From the first line to the last, repeat the data exactly and drop the pictures.

* _Source data_:

=== Begin Enclosure ===

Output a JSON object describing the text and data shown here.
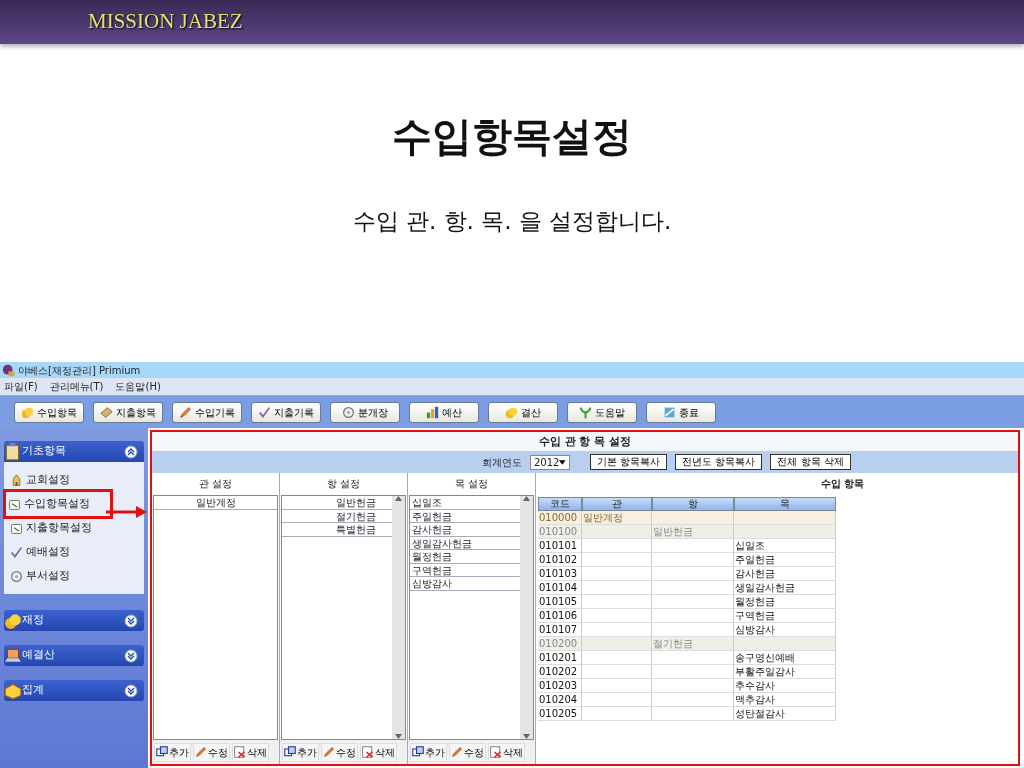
{
  "slide": {
    "brand": "MISSION JABEZ",
    "title": "수입항목설정",
    "subtitle": "수입 관. 항. 목. 을 설정합니다."
  },
  "window": {
    "title": "야베스[재정관리]  Primium"
  },
  "menu": [
    "파일(F)",
    "관리메뉴(T)",
    "도움말(H)"
  ],
  "toolbar": [
    "수입항목",
    "지출항목",
    "수입기록",
    "지출기록",
    "분개장",
    "예산",
    "결산",
    "도움말",
    "종료"
  ],
  "sidebar": [
    {
      "label": "기초항목",
      "expanded": true,
      "items": [
        {
          "label": "교회설정",
          "highlighted": false
        },
        {
          "label": "수입항목설정",
          "highlighted": true
        },
        {
          "label": "지출항목설정",
          "highlighted": false
        },
        {
          "label": "예배설정",
          "highlighted": false
        },
        {
          "label": "부서설정",
          "highlighted": false
        }
      ]
    },
    {
      "label": "재정",
      "expanded": false
    },
    {
      "label": "예결산",
      "expanded": false
    },
    {
      "label": "집계",
      "expanded": false
    }
  ],
  "panel": {
    "title": "수입 관 항 목 설정",
    "year_label": "회계연도",
    "year": "2012",
    "buttons": [
      "기본 항목복사",
      "전년도 항목복사",
      "전체 항목 삭제"
    ],
    "lists": [
      {
        "kind": "gwan",
        "title": "관 설정",
        "items": [
          "일반계정"
        ],
        "buttons": [
          "추가",
          "수정",
          "삭제"
        ]
      },
      {
        "kind": "hang",
        "title": "항 설정",
        "items": [
          "일반헌금",
          "절기헌금",
          "특별헌금"
        ],
        "buttons": [
          "추가",
          "수정",
          "삭제"
        ]
      },
      {
        "kind": "mok",
        "title": "목 설정",
        "items": [
          "십일조",
          "주일헌금",
          "감사헌금",
          "생일감사헌금",
          "월정헌금",
          "구역헌금",
          "심방감사"
        ],
        "buttons": [
          "추가",
          "수정",
          "삭제"
        ]
      }
    ],
    "table": {
      "title": "수입 항목",
      "columns": [
        "코드",
        "관",
        "항",
        "목"
      ],
      "rows": [
        {
          "kind": "gwan",
          "code": "010000",
          "name": "일반계정"
        },
        {
          "kind": "hang",
          "code": "010100",
          "name": "일반헌금"
        },
        {
          "kind": "mok",
          "code": "010101",
          "name": "십일조"
        },
        {
          "kind": "mok",
          "code": "010102",
          "name": "주일헌금"
        },
        {
          "kind": "mok",
          "code": "010103",
          "name": "감사헌금"
        },
        {
          "kind": "mok",
          "code": "010104",
          "name": "생일감사헌금"
        },
        {
          "kind": "mok",
          "code": "010105",
          "name": "월정헌금"
        },
        {
          "kind": "mok",
          "code": "010106",
          "name": "구역헌금"
        },
        {
          "kind": "mok",
          "code": "010107",
          "name": "심방감사"
        },
        {
          "kind": "hang",
          "code": "010200",
          "name": "절기헌금"
        },
        {
          "kind": "mok",
          "code": "010201",
          "name": "송구영신예배"
        },
        {
          "kind": "mok",
          "code": "010202",
          "name": "부활주일감사"
        },
        {
          "kind": "mok",
          "code": "010203",
          "name": "추수감사"
        },
        {
          "kind": "mok",
          "code": "010204",
          "name": "맥추감사"
        },
        {
          "kind": "mok",
          "code": "010205",
          "name": "성탄절감사"
        }
      ]
    }
  }
}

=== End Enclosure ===

* _Completed exercise_:
Output a JSON object describing the text and data shown here.
{
  "slide": {
    "brand": "MISSION JABEZ",
    "title": "수입항목설정",
    "subtitle": "수입 관. 항. 목. 을 설정합니다."
  },
  "window": {
    "title": "야베스[재정관리]  Primium"
  },
  "menu": [
    "파일(F)",
    "관리메뉴(T)",
    "도움말(H)"
  ],
  "toolbar": [
    "수입항목",
    "지출항목",
    "수입기록",
    "지출기록",
    "분개장",
    "예산",
    "결산",
    "도움말",
    "종료"
  ],
  "sidebar": [
    {
      "label": "기초항목",
      "expanded": true,
      "items": [
        {
          "label": "교회설정",
          "highlighted": false
        },
        {
          "label": "수입항목설정",
          "highlighted": true
        },
        {
          "label": "지출항목설정",
          "highlighted": false
        },
        {
          "label": "예배설정",
          "highlighted": false
        },
        {
          "label": "부서설정",
          "highlighted": false
        }
      ]
    },
    {
      "label": "재정",
      "expanded": false
    },
    {
      "label": "예결산",
      "expanded": false
    },
    {
      "label": "집계",
      "expanded": false
    }
  ],
  "panel": {
    "title": "수입 관 항 목 설정",
    "year_label": "회계연도",
    "year": "2012",
    "buttons": [
      "기본 항목복사",
      "전년도 항목복사",
      "전체 항목 삭제"
    ],
    "lists": [
      {
        "kind": "gwan",
        "title": "관 설정",
        "items": [
          "일반계정"
        ],
        "buttons": [
          "추가",
          "수정",
          "삭제"
        ]
      },
      {
        "kind": "hang",
        "title": "항 설정",
        "items": [
          "일반헌금",
          "절기헌금",
          "특별헌금"
        ],
        "buttons": [
          "추가",
          "수정",
          "삭제"
        ]
      },
      {
        "kind": "mok",
        "title": "목 설정",
        "items": [
          "십일조",
          "주일헌금",
          "감사헌금",
          "생일감사헌금",
          "월정헌금",
          "구역헌금",
          "심방감사"
        ],
        "buttons": [
          "추가",
          "수정",
          "삭제"
        ]
      }
    ],
    "table": {
      "title": "수입 항목",
      "columns": [
        "코드",
        "관",
        "항",
        "목"
      ],
      "rows": [
        {
          "kind": "gwan",
          "code": "010000",
          "name": "일반계정"
        },
        {
          "kind": "hang",
          "code": "010100",
          "name": "일반헌금"
        },
        {
          "kind": "mok",
          "code": "010101",
          "name": "십일조"
        },
        {
          "kind": "mok",
          "code": "010102",
          "name": "주일헌금"
        },
        {
          "kind": "mok",
          "code": "010103",
          "name": "감사헌금"
        },
        {
          "kind": "mok",
          "code": "010104",
          "name": "생일감사헌금"
        },
        {
          "kind": "mok",
          "code": "010105",
          "name": "월정헌금"
        },
        {
          "kind": "mok",
          "code": "010106",
          "name": "구역헌금"
        },
        {
          "kind": "mok",
          "code": "010107",
          "name": "심방감사"
        },
        {
          "kind": "hang",
          "code": "010200",
          "name": "절기헌금"
        },
        {
          "kind": "mok",
          "code": "010201",
          "name": "송구영신예배"
        },
        {
          "kind": "mok",
          "code": "010202",
          "name": "부활주일감사"
        },
        {
          "kind": "mok",
          "code": "010203",
          "name": "추수감사"
        },
        {
          "kind": "mok",
          "code": "010204",
          "name": "맥추감사"
        },
        {
          "kind": "mok",
          "code": "010205",
          "name": "성탄절감사"
        }
      ]
    }
  }
}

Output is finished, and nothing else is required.